Prāṇapati (प्राणपति).—1) a lover, husband. 2) the soul; बुद्धिं समाच्छाद्य च मे समान्युरुद्भूयत...
Search found 34 books and stories containing Pranapana, Prana-apana, Prāṇapaṇā or Prāṇāpāna. You can also click to the full overview containing English textual excerpts. Below are direct links for the most relevant articles:
Vivekachudamani (by Shankara)
The Tattvasangraha [with commentary] (by Ganganatha Jha)
Subala Upanishad of Shukla-yajurveda (by K. Narayanasvami Aiyar)
A History of Indian Philosophy Volume 2 (by Surendranath Dasgupta)
Part 3 - Organs in the Atharva-veda and Āyurveda < [Chapter XIII - Speculations in the Medical Schools]
Part 9 - Prāṇa and its Control < [Chapter XII - The Philosophy of the Yogavāsiṣṭha]
Part 5 - The Foetus and the Subtle Body < [Chapter XIII - Speculations in the Medical Schools]

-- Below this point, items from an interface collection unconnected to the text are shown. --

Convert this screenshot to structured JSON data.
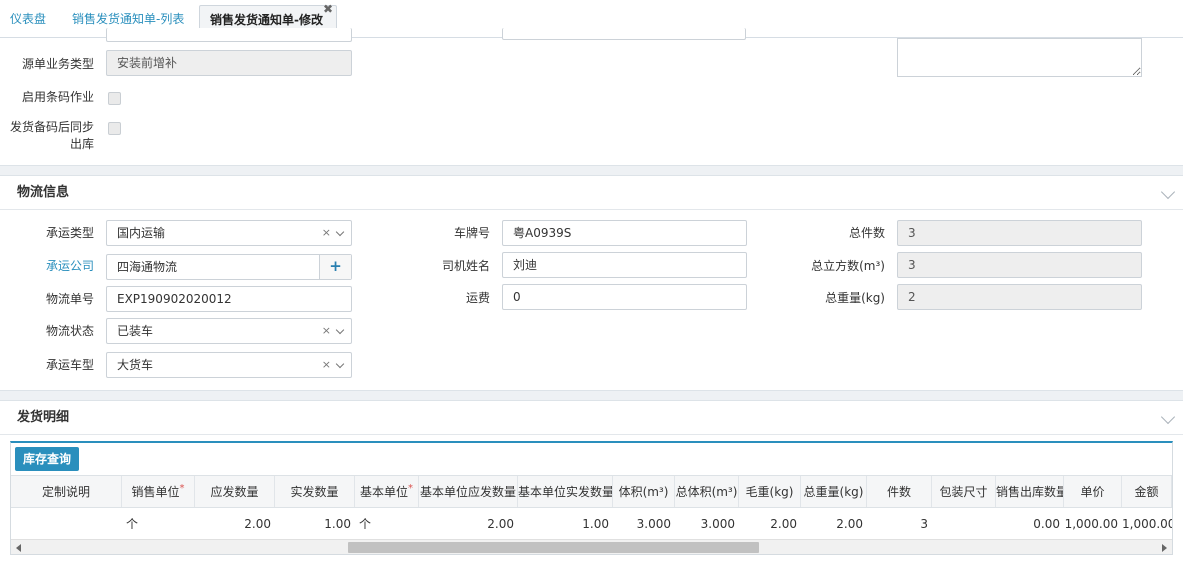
{
  "tabs": [
    {
      "label": "仪表盘"
    },
    {
      "label": "销售发货通知单-列表"
    },
    {
      "label": "销售发货通知单-修改"
    }
  ],
  "top_section": {
    "source_biz_type_label": "源单业务类型",
    "source_biz_type_value": "安装前增补",
    "enable_barcode_label": "启用条码作业",
    "sync_outbound_label_line1": "发货备码后同步",
    "sync_outbound_label_line2": "出库"
  },
  "logistics": {
    "title": "物流信息",
    "carrier_type_label": "承运类型",
    "carrier_type_value": "国内运输",
    "carrier_company_label": "承运公司",
    "carrier_company_value": "四海通物流",
    "tracking_no_label": "物流单号",
    "tracking_no_value": "EXP190902020012",
    "logistics_status_label": "物流状态",
    "logistics_status_value": "已装车",
    "vehicle_type_label": "承运车型",
    "vehicle_type_value": "大货车",
    "plate_no_label": "车牌号",
    "plate_no_value": "粤A0939S",
    "driver_name_label": "司机姓名",
    "driver_name_value": "刘迪",
    "freight_label": "运费",
    "freight_value": "0",
    "total_pieces_label": "总件数",
    "total_pieces_value": "3",
    "total_volume_label": "总立方数(m³)",
    "total_volume_value": "3",
    "total_weight_label": "总重量(kg)",
    "total_weight_value": "2",
    "clear_glyph": "×",
    "add_glyph": "+"
  },
  "details": {
    "title": "发货明细",
    "stock_query_button": "库存查询",
    "columns": [
      {
        "label": "定制说明",
        "required": false
      },
      {
        "label": "销售单位",
        "required": true
      },
      {
        "label": "应发数量",
        "required": false
      },
      {
        "label": "实发数量",
        "required": false
      },
      {
        "label": "基本单位",
        "required": true
      },
      {
        "label": "基本单位应发数量",
        "required": false
      },
      {
        "label": "基本单位实发数量",
        "required": false
      },
      {
        "label": "体积(m³)",
        "required": false
      },
      {
        "label": "总体积(m³)",
        "required": false
      },
      {
        "label": "毛重(kg)",
        "required": false
      },
      {
        "label": "总重量(kg)",
        "required": false
      },
      {
        "label": "件数",
        "required": false
      },
      {
        "label": "包装尺寸",
        "required": false
      },
      {
        "label": "销售出库数量",
        "required": false
      },
      {
        "label": "单价",
        "required": false
      },
      {
        "label": "金额",
        "required": false
      }
    ],
    "rows": [
      [
        "",
        "个",
        "2.00",
        "1.00",
        "个",
        "2.00",
        "1.00",
        "3.000",
        "3.000",
        "2.00",
        "2.00",
        "3",
        "",
        "0.00",
        "1,000.00",
        "1,000.00"
      ]
    ],
    "required_mark": "*"
  }
}
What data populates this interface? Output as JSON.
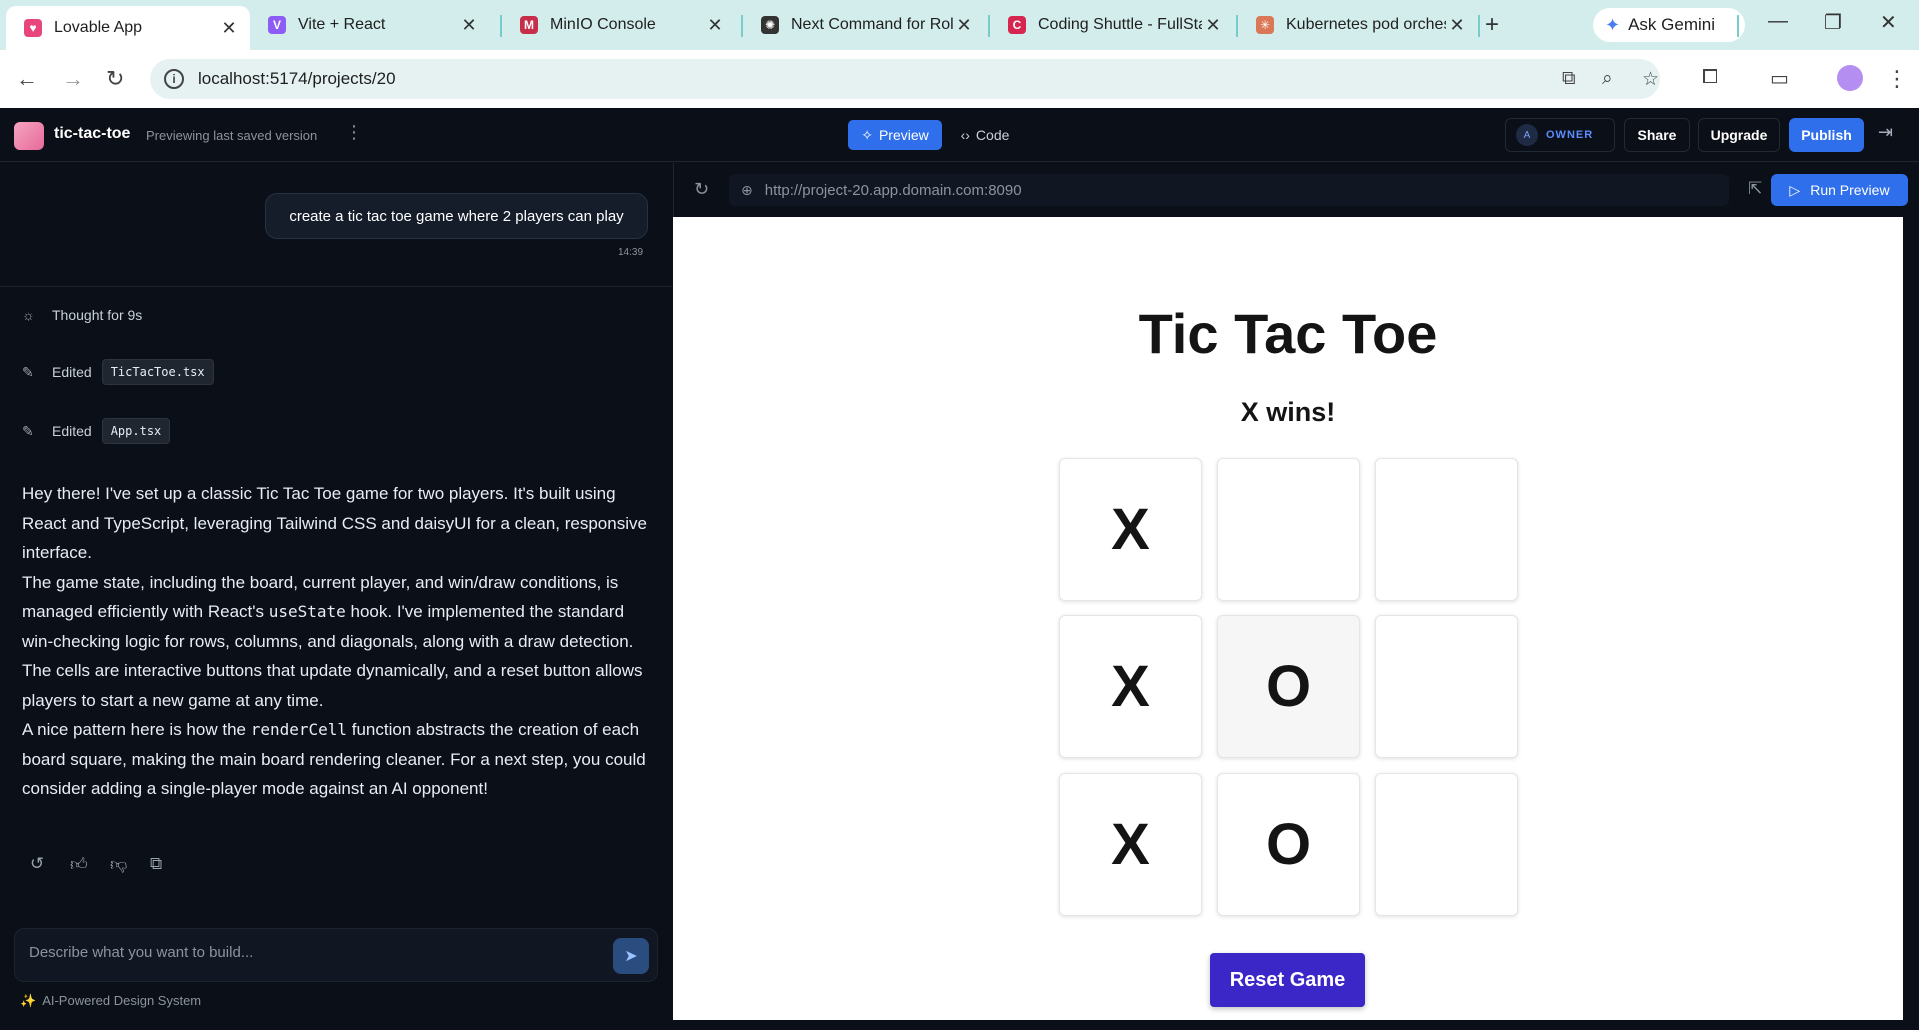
{
  "browser": {
    "tabs": [
      {
        "title": "Lovable App",
        "icon": "lovable-heart-icon",
        "color": "#e8457a",
        "active": true
      },
      {
        "title": "Vite + React",
        "icon": "vite-icon",
        "color": "#8c5cf5",
        "active": false
      },
      {
        "title": "MinIO Console",
        "icon": "minio-icon",
        "color": "#c72e49",
        "active": false
      },
      {
        "title": "Next Command for Rol",
        "icon": "chatgpt-icon",
        "color": "#333333",
        "active": false
      },
      {
        "title": "Coding Shuttle - FullSta",
        "icon": "coding-shuttle-icon",
        "color": "#d6264f",
        "active": false
      },
      {
        "title": "Kubernetes pod orches",
        "icon": "claude-icon",
        "color": "#d97757",
        "active": false
      }
    ],
    "gemini_label": "Ask Gemini",
    "url": "localhost:5174/projects/20"
  },
  "app": {
    "project_name": "tic-tac-toe",
    "status": "Previewing last saved version",
    "preview_label": "Preview",
    "code_label": "Code",
    "avatar_initial": "A",
    "role": "OWNER",
    "share_label": "Share",
    "upgrade_label": "Upgrade",
    "publish_label": "Publish"
  },
  "chat": {
    "user_message": "create a tic tac toe game where 2 players can play",
    "time": "14:39",
    "thought": "Thought for 9s",
    "edits": [
      {
        "label": "Edited",
        "file": "TicTacToe.tsx"
      },
      {
        "label": "Edited",
        "file": "App.tsx"
      }
    ],
    "reply": {
      "p1": "Hey there! I've set up a classic Tic Tac Toe game for two players. It's built using React and TypeScript, leveraging Tailwind CSS and daisyUI for a clean, responsive interface.",
      "p2a": "The game state, including the board, current player, and win/draw conditions, is managed efficiently with React's ",
      "p2code": "useState",
      "p2b": " hook. I've implemented the standard win-checking logic for rows, columns, and diagonals, along with a draw detection. The cells are interactive buttons that update dynamically, and a reset button allows players to start a new game at any time.",
      "p3a": "A nice pattern here is how the ",
      "p3code": "renderCell",
      "p3b": " function abstracts the creation of each board square, making the main board rendering cleaner. For a next step, you could consider adding a single-player mode against an AI opponent!"
    },
    "input_placeholder": "Describe what you want to build...",
    "footnote": "AI-Powered Design System"
  },
  "preview": {
    "url": "http://project-20.app.domain.com:8090",
    "run_label": "Run Preview"
  },
  "game": {
    "title": "Tic Tac Toe",
    "status": "X wins!",
    "board": [
      "X",
      "",
      "",
      "X",
      "O",
      "",
      "X",
      "O",
      ""
    ],
    "reset_label": "Reset Game"
  }
}
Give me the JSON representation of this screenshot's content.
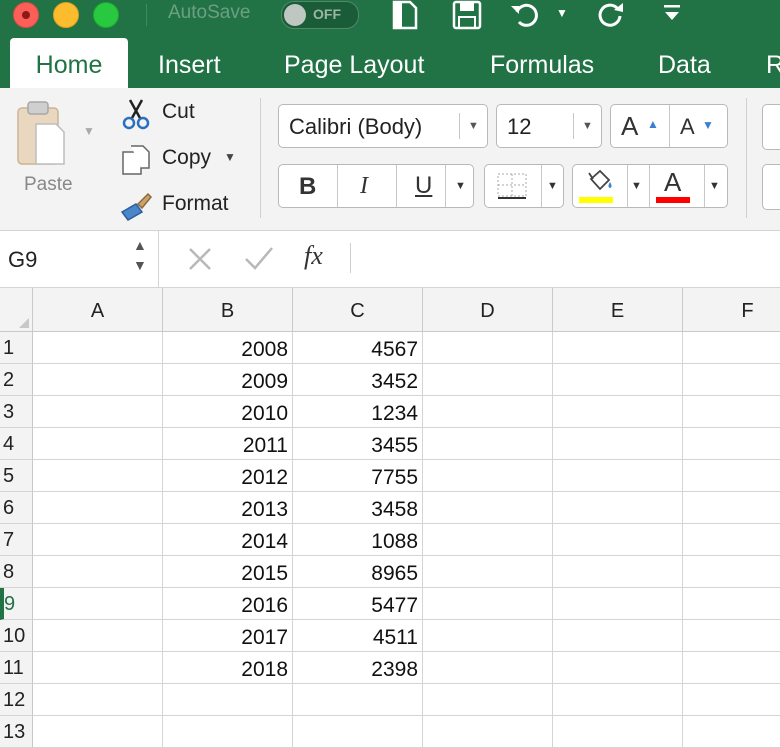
{
  "titlebar": {
    "autosave_label": "AutoSave",
    "autosave_state": "OFF",
    "icons": [
      "close-icon",
      "minimize-icon",
      "zoom-icon",
      "open-icon",
      "save-icon",
      "undo-icon",
      "redo-icon",
      "customize-toolbar-icon"
    ]
  },
  "tabs": [
    "Home",
    "Insert",
    "Page Layout",
    "Formulas",
    "Data",
    "R"
  ],
  "active_tab": "Home",
  "ribbon": {
    "paste": "Paste",
    "cut": "Cut",
    "copy": "Copy",
    "format": "Format",
    "font_name": "Calibri (Body)",
    "font_size": "12",
    "grow_font": "A",
    "shrink_font": "A",
    "bold": "B",
    "italic": "I",
    "underline": "U",
    "font_color_glyph": "A",
    "fill_color": "#ffff00",
    "font_color": "#ff0000"
  },
  "formula_bar": {
    "name_box": "G9",
    "fx": "fx",
    "formula": ""
  },
  "grid": {
    "columns": [
      "A",
      "B",
      "C",
      "D",
      "E",
      "F"
    ],
    "rows": [
      {
        "num": "1",
        "B": "2008",
        "C": "4567"
      },
      {
        "num": "2",
        "B": "2009",
        "C": "3452"
      },
      {
        "num": "3",
        "B": "2010",
        "C": "1234"
      },
      {
        "num": "4",
        "B": "2011",
        "C": "3455"
      },
      {
        "num": "5",
        "B": "2012",
        "C": "7755"
      },
      {
        "num": "6",
        "B": "2013",
        "C": "3458"
      },
      {
        "num": "7",
        "B": "2014",
        "C": "1088"
      },
      {
        "num": "8",
        "B": "2015",
        "C": "8965"
      },
      {
        "num": "9",
        "B": "2016",
        "C": "5477"
      },
      {
        "num": "10",
        "B": "2017",
        "C": "4511"
      },
      {
        "num": "11",
        "B": "2018",
        "C": "2398"
      },
      {
        "num": "12",
        "B": "",
        "C": ""
      },
      {
        "num": "13",
        "B": "",
        "C": ""
      }
    ],
    "selected_row": "9",
    "accent_color": "#217346"
  }
}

Vedānta-sūtras Part II (by George Thibaut)